§ MATERIAL PROVIDED
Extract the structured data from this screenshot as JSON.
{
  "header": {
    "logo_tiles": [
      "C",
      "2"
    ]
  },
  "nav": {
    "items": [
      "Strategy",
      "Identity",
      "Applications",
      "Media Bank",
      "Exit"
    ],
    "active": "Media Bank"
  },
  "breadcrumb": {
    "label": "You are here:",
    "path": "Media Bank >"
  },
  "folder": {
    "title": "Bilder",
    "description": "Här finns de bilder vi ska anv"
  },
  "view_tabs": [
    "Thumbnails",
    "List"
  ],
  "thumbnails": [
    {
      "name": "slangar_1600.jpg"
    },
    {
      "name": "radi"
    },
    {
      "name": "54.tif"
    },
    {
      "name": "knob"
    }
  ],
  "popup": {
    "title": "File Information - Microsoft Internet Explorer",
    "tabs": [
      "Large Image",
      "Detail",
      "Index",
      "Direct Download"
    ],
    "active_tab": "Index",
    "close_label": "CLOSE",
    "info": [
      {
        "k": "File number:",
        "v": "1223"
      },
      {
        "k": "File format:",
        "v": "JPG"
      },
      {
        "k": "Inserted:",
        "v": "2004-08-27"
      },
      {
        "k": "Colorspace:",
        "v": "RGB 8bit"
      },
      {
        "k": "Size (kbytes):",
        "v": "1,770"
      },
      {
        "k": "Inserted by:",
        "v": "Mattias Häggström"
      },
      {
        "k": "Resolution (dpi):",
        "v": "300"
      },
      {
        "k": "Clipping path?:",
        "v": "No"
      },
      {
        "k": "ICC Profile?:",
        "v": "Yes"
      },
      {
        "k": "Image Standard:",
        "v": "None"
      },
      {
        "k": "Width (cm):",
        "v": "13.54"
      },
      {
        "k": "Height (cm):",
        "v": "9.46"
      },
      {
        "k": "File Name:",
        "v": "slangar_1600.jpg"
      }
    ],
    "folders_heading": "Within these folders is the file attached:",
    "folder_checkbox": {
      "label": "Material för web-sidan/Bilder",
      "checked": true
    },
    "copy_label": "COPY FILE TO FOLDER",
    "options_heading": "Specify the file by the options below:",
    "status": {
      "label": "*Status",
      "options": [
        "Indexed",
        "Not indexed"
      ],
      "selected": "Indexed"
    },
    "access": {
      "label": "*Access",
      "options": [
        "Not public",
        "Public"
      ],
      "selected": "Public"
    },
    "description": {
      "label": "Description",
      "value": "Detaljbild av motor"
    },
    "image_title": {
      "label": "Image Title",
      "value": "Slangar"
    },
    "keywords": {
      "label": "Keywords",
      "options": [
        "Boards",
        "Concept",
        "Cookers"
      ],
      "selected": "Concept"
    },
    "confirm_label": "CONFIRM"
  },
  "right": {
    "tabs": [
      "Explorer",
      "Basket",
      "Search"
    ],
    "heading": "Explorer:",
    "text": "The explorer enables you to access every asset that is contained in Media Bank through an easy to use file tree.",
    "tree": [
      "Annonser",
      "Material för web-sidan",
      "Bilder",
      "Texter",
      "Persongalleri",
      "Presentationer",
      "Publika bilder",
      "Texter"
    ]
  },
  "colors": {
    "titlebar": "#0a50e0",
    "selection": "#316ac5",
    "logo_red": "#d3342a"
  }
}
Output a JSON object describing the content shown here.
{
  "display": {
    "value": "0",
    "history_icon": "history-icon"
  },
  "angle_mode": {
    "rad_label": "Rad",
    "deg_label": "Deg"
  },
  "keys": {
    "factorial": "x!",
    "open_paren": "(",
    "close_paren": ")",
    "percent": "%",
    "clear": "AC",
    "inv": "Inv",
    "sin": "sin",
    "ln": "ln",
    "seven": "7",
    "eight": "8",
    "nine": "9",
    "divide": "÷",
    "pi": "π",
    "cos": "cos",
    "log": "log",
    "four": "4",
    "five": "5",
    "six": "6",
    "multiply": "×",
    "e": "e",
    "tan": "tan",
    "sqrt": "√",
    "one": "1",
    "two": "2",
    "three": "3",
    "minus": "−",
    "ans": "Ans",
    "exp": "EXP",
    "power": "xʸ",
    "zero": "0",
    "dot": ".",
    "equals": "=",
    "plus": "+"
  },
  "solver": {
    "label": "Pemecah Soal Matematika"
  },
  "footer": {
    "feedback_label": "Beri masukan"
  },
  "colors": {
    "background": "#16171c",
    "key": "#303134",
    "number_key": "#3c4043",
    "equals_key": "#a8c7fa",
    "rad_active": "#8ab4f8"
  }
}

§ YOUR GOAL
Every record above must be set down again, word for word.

§ SOLUTION TO THIS EXERCISE
Extract the structured data from this screenshot as JSON.
{
  "header": {
    "logo_tiles": [
      "C",
      "2"
    ]
  },
  "nav": {
    "items": [
      "Strategy",
      "Identity",
      "Applications",
      "Media Bank",
      "Exit"
    ],
    "active": "Media Bank"
  },
  "breadcrumb": {
    "label": "You are here:",
    "path": "Media Bank >"
  },
  "folder": {
    "title": "Bilder",
    "description": "Här finns de bilder vi ska anv"
  },
  "view_tabs": [
    "Thumbnails",
    "List"
  ],
  "thumbnails": [
    {
      "name": "slangar_1600.jpg"
    },
    {
      "name": "radi"
    },
    {
      "name": "54.tif"
    },
    {
      "name": "knob"
    }
  ],
  "popup": {
    "title": "File Information - Microsoft Internet Explorer",
    "tabs": [
      "Large Image",
      "Detail",
      "Index",
      "Direct Download"
    ],
    "active_tab": "Index",
    "close_label": "CLOSE",
    "info": [
      {
        "k": "File number:",
        "v": "1223"
      },
      {
        "k": "File format:",
        "v": "JPG"
      },
      {
        "k": "Inserted:",
        "v": "2004-08-27"
      },
      {
        "k": "Colorspace:",
        "v": "RGB 8bit"
      },
      {
        "k": "Size (kbytes):",
        "v": "1,770"
      },
      {
        "k": "Inserted by:",
        "v": "Mattias Häggström"
      },
      {
        "k": "Resolution (dpi):",
        "v": "300"
      },
      {
        "k": "Clipping path?:",
        "v": "No"
      },
      {
        "k": "ICC Profile?:",
        "v": "Yes"
      },
      {
        "k": "Image Standard:",
        "v": "None"
      },
      {
        "k": "Width (cm):",
        "v": "13.54"
      },
      {
        "k": "Height (cm):",
        "v": "9.46"
      },
      {
        "k": "File Name:",
        "v": "slangar_1600.jpg"
      }
    ],
    "folders_heading": "Within these folders is the file attached:",
    "folder_checkbox": {
      "label": "Material för web-sidan/Bilder",
      "checked": true
    },
    "copy_label": "COPY FILE TO FOLDER",
    "options_heading": "Specify the file by the options below:",
    "status": {
      "label": "*Status",
      "options": [
        "Indexed",
        "Not indexed"
      ],
      "selected": "Indexed"
    },
    "access": {
      "label": "*Access",
      "options": [
        "Not public",
        "Public"
      ],
      "selected": "Public"
    },
    "description": {
      "label": "Description",
      "value": "Detaljbild av motor"
    },
    "image_title": {
      "label": "Image Title",
      "value": "Slangar"
    },
    "keywords": {
      "label": "Keywords",
      "options": [
        "Boards",
        "Concept",
        "Cookers"
      ],
      "selected": "Concept"
    },
    "confirm_label": "CONFIRM"
  },
  "right": {
    "tabs": [
      "Explorer",
      "Basket",
      "Search"
    ],
    "heading": "Explorer:",
    "text": "The explorer enables you to access every asset that is contained in Media Bank through an easy to use file tree.",
    "tree": [
      "Annonser",
      "Material för web-sidan",
      "Bilder",
      "Texter",
      "Persongalleri",
      "Presentationer",
      "Publika bilder",
      "Texter"
    ]
  },
  "colors": {
    "titlebar": "#0a50e0",
    "selection": "#316ac5",
    "logo_red": "#d3342a"
  }
}
Output a JSON object describing the content shown here.
{
  "display": {
    "value": "0",
    "history_icon": "history-icon"
  },
  "angle_mode": {
    "rad_label": "Rad",
    "deg_label": "Deg"
  },
  "keys": {
    "factorial": "x!",
    "open_paren": "(",
    "close_paren": ")",
    "percent": "%",
    "clear": "AC",
    "inv": "Inv",
    "sin": "sin",
    "ln": "ln",
    "seven": "7",
    "eight": "8",
    "nine": "9",
    "divide": "÷",
    "pi": "π",
    "cos": "cos",
    "log": "log",
    "four": "4",
    "five": "5",
    "six": "6",
    "multiply": "×",
    "e": "e",
    "tan": "tan",
    "sqrt": "√",
    "one": "1",
    "two": "2",
    "three": "3",
    "minus": "−",
    "ans": "Ans",
    "exp": "EXP",
    "power": "xʸ",
    "zero": "0",
    "dot": ".",
    "equals": "=",
    "plus": "+"
  },
  "solver": {
    "label": "Pemecah Soal Matematika"
  },
  "footer": {
    "feedback_label": "Beri masukan"
  },
  "colors": {
    "background": "#16171c",
    "key": "#303134",
    "number_key": "#3c4043",
    "equals_key": "#a8c7fa",
    "rad_active": "#8ab4f8"
  }
}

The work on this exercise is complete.